* Provided records *

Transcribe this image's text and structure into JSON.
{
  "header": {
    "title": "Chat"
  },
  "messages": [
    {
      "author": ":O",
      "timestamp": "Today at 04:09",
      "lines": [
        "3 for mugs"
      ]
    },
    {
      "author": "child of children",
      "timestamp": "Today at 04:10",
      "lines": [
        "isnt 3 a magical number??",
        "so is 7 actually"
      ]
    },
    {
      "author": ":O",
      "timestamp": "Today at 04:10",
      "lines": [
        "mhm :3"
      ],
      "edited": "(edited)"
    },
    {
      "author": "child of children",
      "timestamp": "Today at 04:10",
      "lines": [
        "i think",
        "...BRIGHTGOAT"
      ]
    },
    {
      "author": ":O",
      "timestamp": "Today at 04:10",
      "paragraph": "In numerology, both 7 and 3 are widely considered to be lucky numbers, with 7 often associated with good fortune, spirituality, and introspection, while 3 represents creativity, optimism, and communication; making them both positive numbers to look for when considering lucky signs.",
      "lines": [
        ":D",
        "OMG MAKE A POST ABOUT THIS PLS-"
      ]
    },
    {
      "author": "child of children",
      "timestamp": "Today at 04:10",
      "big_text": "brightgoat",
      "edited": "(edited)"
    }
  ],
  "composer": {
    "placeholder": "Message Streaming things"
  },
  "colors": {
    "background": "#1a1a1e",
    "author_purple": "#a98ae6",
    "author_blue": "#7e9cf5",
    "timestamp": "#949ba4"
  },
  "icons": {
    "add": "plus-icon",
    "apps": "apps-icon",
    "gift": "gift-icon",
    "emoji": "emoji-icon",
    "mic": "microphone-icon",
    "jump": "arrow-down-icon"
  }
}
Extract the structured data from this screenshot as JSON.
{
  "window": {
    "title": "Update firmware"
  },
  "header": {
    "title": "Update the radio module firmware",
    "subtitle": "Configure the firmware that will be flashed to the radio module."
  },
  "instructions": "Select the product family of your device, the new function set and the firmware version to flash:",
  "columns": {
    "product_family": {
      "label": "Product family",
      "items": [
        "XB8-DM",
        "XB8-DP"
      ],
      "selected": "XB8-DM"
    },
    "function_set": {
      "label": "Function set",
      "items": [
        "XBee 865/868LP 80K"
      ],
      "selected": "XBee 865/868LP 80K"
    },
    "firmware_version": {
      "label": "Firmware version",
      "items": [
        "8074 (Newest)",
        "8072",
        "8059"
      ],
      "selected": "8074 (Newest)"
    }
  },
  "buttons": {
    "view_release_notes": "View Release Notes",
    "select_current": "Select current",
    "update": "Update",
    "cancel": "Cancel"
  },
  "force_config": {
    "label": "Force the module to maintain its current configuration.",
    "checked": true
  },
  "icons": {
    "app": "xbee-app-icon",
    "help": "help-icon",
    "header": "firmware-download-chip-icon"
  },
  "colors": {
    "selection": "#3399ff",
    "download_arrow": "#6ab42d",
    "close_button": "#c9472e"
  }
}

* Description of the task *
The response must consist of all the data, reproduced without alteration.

* Answer area *
Transcribe this image's text and structure into JSON.
{
  "header": {
    "title": "Chat"
  },
  "messages": [
    {
      "author": ":O",
      "timestamp": "Today at 04:09",
      "lines": [
        "3 for mugs"
      ]
    },
    {
      "author": "child of children",
      "timestamp": "Today at 04:10",
      "lines": [
        "isnt 3 a magical number??",
        "so is 7 actually"
      ]
    },
    {
      "author": ":O",
      "timestamp": "Today at 04:10",
      "lines": [
        "mhm :3"
      ],
      "edited": "(edited)"
    },
    {
      "author": "child of children",
      "timestamp": "Today at 04:10",
      "lines": [
        "i think",
        "...BRIGHTGOAT"
      ]
    },
    {
      "author": ":O",
      "timestamp": "Today at 04:10",
      "paragraph": "In numerology, both 7 and 3 are widely considered to be lucky numbers, with 7 often associated with good fortune, spirituality, and introspection, while 3 represents creativity, optimism, and communication; making them both positive numbers to look for when considering lucky signs.",
      "lines": [
        ":D",
        "OMG MAKE A POST ABOUT THIS PLS-"
      ]
    },
    {
      "author": "child of children",
      "timestamp": "Today at 04:10",
      "big_text": "brightgoat",
      "edited": "(edited)"
    }
  ],
  "composer": {
    "placeholder": "Message Streaming things"
  },
  "colors": {
    "background": "#1a1a1e",
    "author_purple": "#a98ae6",
    "author_blue": "#7e9cf5",
    "timestamp": "#949ba4"
  },
  "icons": {
    "add": "plus-icon",
    "apps": "apps-icon",
    "gift": "gift-icon",
    "emoji": "emoji-icon",
    "mic": "microphone-icon",
    "jump": "arrow-down-icon"
  }
}
Extract the structured data from this screenshot as JSON.
{
  "window": {
    "title": "Update firmware"
  },
  "header": {
    "title": "Update the radio module firmware",
    "subtitle": "Configure the firmware that will be flashed to the radio module."
  },
  "instructions": "Select the product family of your device, the new function set and the firmware version to flash:",
  "columns": {
    "product_family": {
      "label": "Product family",
      "items": [
        "XB8-DM",
        "XB8-DP"
      ],
      "selected": "XB8-DM"
    },
    "function_set": {
      "label": "Function set",
      "items": [
        "XBee 865/868LP 80K"
      ],
      "selected": "XBee 865/868LP 80K"
    },
    "firmware_version": {
      "label": "Firmware version",
      "items": [
        "8074 (Newest)",
        "8072",
        "8059"
      ],
      "selected": "8074 (Newest)"
    }
  },
  "buttons": {
    "view_release_notes": "View Release Notes",
    "select_current": "Select current",
    "update": "Update",
    "cancel": "Cancel"
  },
  "force_config": {
    "label": "Force the module to maintain its current configuration.",
    "checked": true
  },
  "icons": {
    "app": "xbee-app-icon",
    "help": "help-icon",
    "header": "firmware-download-chip-icon"
  },
  "colors": {
    "selection": "#3399ff",
    "download_arrow": "#6ab42d",
    "close_button": "#c9472e"
  }
}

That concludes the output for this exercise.